All participants were constantly monitored by cameras and microphones throughout the study. This gave us a complete behavioural record of everything they did and said.
We also gave participants questionnaires to complete every day. These addressed a wide range of factors, some social (e.g. their level of identification with their group), some organizational (e.g. their perceptions of the leadership in the two groups) and some clinical (e.g. participants’ level of depression). This allowed us to measure the psychological states of our participants and to examine their relationship to what people actually did.
Finally, we collected physiological data, by means of daily saliva swabs. These were sent to a laboratory and analysed for levels of cortisol – a measure of stress. This allowed us to examine the effects of the study on the well-being of participants.

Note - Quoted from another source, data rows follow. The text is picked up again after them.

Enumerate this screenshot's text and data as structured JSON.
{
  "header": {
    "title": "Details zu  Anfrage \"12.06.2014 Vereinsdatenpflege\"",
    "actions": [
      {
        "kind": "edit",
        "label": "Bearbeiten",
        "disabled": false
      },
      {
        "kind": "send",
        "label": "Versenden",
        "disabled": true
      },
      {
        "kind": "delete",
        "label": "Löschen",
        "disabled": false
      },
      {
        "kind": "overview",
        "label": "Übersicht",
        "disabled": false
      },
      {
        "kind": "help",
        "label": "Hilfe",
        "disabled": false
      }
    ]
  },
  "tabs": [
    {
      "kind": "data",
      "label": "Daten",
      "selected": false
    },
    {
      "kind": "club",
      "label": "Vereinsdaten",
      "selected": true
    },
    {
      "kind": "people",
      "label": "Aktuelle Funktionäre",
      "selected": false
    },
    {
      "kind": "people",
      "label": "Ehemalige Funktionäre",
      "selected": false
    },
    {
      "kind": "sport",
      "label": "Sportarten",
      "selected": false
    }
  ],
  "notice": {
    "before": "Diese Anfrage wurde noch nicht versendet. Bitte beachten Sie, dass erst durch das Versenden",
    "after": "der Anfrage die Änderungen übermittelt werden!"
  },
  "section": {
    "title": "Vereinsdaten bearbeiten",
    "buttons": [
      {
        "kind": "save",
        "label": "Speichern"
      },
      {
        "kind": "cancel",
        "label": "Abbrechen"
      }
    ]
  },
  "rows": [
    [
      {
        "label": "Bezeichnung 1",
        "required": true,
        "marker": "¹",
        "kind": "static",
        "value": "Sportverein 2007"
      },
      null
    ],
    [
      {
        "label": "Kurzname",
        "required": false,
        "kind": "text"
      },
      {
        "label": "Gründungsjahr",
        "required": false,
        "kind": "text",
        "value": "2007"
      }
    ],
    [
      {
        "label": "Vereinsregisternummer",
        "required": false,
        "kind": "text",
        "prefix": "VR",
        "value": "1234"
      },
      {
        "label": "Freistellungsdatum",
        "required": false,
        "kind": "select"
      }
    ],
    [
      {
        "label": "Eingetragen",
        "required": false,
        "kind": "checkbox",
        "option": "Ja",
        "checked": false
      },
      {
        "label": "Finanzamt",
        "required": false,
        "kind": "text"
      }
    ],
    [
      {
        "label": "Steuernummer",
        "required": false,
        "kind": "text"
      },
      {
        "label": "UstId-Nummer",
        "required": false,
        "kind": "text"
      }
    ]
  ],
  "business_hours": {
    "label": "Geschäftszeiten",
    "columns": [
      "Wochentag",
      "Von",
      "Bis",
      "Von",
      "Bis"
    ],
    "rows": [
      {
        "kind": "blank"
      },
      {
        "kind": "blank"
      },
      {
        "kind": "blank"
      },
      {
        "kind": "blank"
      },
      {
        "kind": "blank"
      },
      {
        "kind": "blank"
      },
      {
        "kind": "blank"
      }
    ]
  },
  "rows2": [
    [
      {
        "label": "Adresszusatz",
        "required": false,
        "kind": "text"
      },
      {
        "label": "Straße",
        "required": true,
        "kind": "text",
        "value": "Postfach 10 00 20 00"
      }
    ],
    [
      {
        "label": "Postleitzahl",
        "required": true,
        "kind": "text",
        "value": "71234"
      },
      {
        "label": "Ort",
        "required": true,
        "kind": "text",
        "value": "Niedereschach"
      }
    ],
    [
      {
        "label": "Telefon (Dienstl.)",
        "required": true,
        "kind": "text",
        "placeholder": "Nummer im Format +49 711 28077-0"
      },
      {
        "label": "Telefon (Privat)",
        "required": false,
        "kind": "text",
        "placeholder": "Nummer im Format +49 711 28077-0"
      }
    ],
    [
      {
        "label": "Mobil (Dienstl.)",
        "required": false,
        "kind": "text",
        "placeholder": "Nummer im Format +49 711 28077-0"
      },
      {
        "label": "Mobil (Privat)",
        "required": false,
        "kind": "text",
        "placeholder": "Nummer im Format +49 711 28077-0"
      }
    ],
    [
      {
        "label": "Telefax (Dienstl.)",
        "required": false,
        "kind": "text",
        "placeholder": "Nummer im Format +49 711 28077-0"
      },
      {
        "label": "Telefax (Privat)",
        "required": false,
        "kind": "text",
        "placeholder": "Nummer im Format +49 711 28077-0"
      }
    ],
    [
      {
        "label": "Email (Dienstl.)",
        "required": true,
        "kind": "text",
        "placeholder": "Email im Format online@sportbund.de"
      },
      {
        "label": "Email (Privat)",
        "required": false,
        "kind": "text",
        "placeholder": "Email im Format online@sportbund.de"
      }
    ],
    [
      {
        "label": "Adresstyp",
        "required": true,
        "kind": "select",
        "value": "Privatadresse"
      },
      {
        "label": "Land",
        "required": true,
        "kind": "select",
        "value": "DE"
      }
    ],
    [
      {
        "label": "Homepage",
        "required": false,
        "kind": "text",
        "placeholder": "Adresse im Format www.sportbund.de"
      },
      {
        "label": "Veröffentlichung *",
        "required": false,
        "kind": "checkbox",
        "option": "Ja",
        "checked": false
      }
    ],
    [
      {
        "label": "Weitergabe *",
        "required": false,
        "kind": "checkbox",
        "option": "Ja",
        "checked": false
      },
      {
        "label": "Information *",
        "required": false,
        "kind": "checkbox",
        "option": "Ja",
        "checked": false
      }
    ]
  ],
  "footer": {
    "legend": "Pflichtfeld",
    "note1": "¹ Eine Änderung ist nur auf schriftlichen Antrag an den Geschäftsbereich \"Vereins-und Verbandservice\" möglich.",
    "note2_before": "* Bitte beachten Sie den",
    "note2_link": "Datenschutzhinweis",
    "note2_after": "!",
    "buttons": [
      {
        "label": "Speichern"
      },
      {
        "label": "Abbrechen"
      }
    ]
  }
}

Overall, by combining our different data sources – a strategy called triangulation – we were able to get a deeper insight into what people were doing and why. Ultimately too, it gave us much more confidence in the conclusions we were able to draw from the study.